The Risks of Neurosurgery
While neurosurgeons are incredibly skilled in their chosen field, there are still all too many examples of patients suffering injuries either during a surgical procedure or directly afterwards. Some of these injuries are caused by medical negligence, which is otherwise known as medical malpractice.
There are a wide number of risks associated with quite literally having your skull cut open and your brain exposed to the light of day. Besides the risks that go along with any major surgery that requires anesthesia, such as problems breathing or having reactions to certain medications, risks of complication in brain surgery include either temporary or permanent impairment of coordination, vision, balance, muscle strength, memory, and speech. Additionally, bleeding in the brain or developing a blood clot can also occur. Other instances of complications associated with neurosurgery include coma, stroke, seizures, brain swelling, or infections taking root either in the brain, the skull, or the wound itself.
In many cases, these complications may arise through no fault of the medical staff performing your neurosurgical procedure. However, there are instances where your neurosurgeon or any of the medical professionals involved in your surgery may deviate from accepted practices – and this could result in what could easily be a catastrophic and permanent brain injury that changes your life.
The Legalities of Neurosurgery Malpractice
If you’ve been the victim of unforeseen complications stemming from neurosurgery – or if a loved one has been on the receiving end of such a complication – you may need to seek compensation from those medical staff involved in your surgical procedure.
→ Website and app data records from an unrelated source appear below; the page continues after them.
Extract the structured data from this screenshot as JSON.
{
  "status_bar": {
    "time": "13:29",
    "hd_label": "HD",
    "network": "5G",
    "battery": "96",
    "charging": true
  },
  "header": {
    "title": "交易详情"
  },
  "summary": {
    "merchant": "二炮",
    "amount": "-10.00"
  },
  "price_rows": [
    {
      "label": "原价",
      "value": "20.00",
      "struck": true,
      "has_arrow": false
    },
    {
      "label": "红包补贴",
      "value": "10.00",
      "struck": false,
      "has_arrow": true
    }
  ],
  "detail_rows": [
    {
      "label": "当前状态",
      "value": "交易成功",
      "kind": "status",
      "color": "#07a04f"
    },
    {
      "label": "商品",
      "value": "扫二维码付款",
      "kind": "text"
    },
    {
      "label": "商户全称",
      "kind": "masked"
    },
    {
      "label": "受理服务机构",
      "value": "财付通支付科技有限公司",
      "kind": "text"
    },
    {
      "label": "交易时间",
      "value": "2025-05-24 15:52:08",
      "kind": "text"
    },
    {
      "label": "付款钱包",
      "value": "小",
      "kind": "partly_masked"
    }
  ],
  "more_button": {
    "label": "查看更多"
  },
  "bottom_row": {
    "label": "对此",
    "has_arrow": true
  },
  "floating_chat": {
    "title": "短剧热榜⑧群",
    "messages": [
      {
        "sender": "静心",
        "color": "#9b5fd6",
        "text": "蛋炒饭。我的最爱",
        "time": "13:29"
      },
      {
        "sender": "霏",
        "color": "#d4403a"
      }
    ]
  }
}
However, you need to know some highly specific things about how any medical negligence case is handled before you begin the process of bringing your lawsuit against those that you suspect caused the injury in question.
Medical malpractice, like all cases of professional negligence, requires five separate things to be true. First, the physician, surgeon, or another medical staff member that you want to accuse of malpractice must have had a specific duty of care towards you or your loved one. Secondly, this duty of care must have been breached, either through specific action or inaction. Next, the actions of this medical professional must have deviated from the standard of treatment that has been accepted by the medical community at large. Finally, the incident must have been both the direct and proximate cause of the injuries suffered – and these injuries must have also caused damage to the plaintiff, either through leading to an inability to work and earn a living or through physical, mental or emotional pain and suffering.
If you feel your particular case can meet all these requirements, there is a chance that the injuries you suffered could entitle you to personal injury compensation from the medical professionals that you would like to name as a defendant. If your case is particularly strong you may not even have a day in court – the defendant may offer you an out-of-court settlement award. If you feel this is sufficient, you can take the agreement; otherwise, you can risk a larger award by pursuing the case to trial in the hopes that you prevail.